Having won the gold medal four years ago in Beijing, Paul was slightly disappointed after his race.
“Pavel wasn’t around in Beijing and when he came on the scene and started to do good times, it really pushed me,” said the 21-year-old law student at Nelson Mandela Metropolitan University.
“He slashed my world record and that really motivated me.
“It was a wake-up call and since then he’s been the guy to beat.”
Paul said he managed to take back his world record in April and hoped he had caught up with Poltavtsev, but this was not to be.
“I caught up with him by pushing really hard, but he just went faster than me in the race.”
Born with no pectoral muscles in the left side of his chest and a shorter left arm, Paul had to adapt his swimming stroke to use mainly his shoulder muscles.
He spent a week of endurance training at the Stellenbosch Sports Academy under the watchful eye of leading biokineticist Karen Hugo.
The focus in Stellenbosch was on building endurance, which would stand him in good stead and helped cover all the bases for the Paralympics.
“The whole build-up to the Games has been amazing and the support from the people of South Africa, my family and friends and the Port Elizabeth community had been fantastic,” he said.
“No one trains to come second, as everyone wants gold, but so many athletes are going to leave here with nothing to show except memories.
“So to give a silver medal for my country is wonderful.
“I’m really happy with it and I can’t complain.
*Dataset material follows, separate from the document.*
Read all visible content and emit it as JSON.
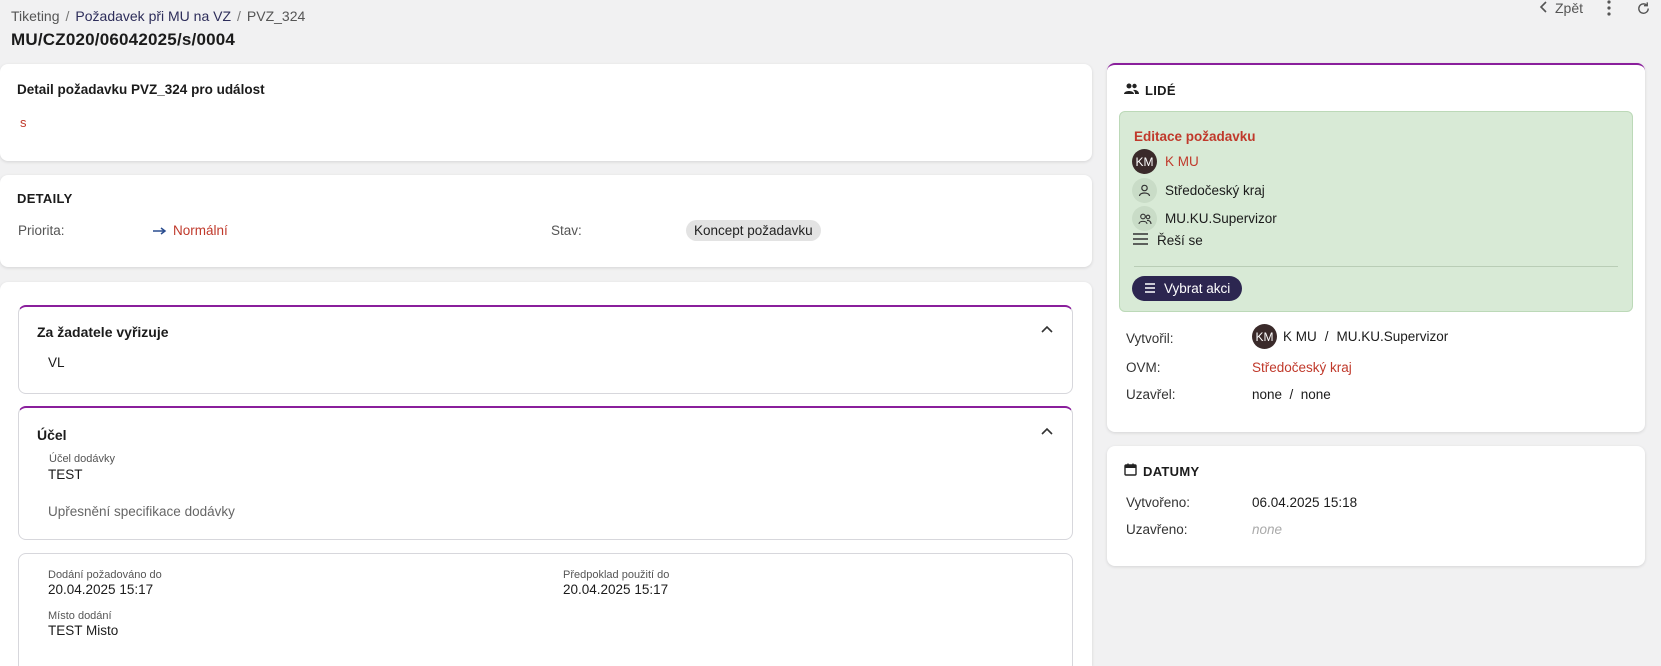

It’s the best time that I’ve ever done, but that guy just went faster than me. Hats off to him.” – Sapa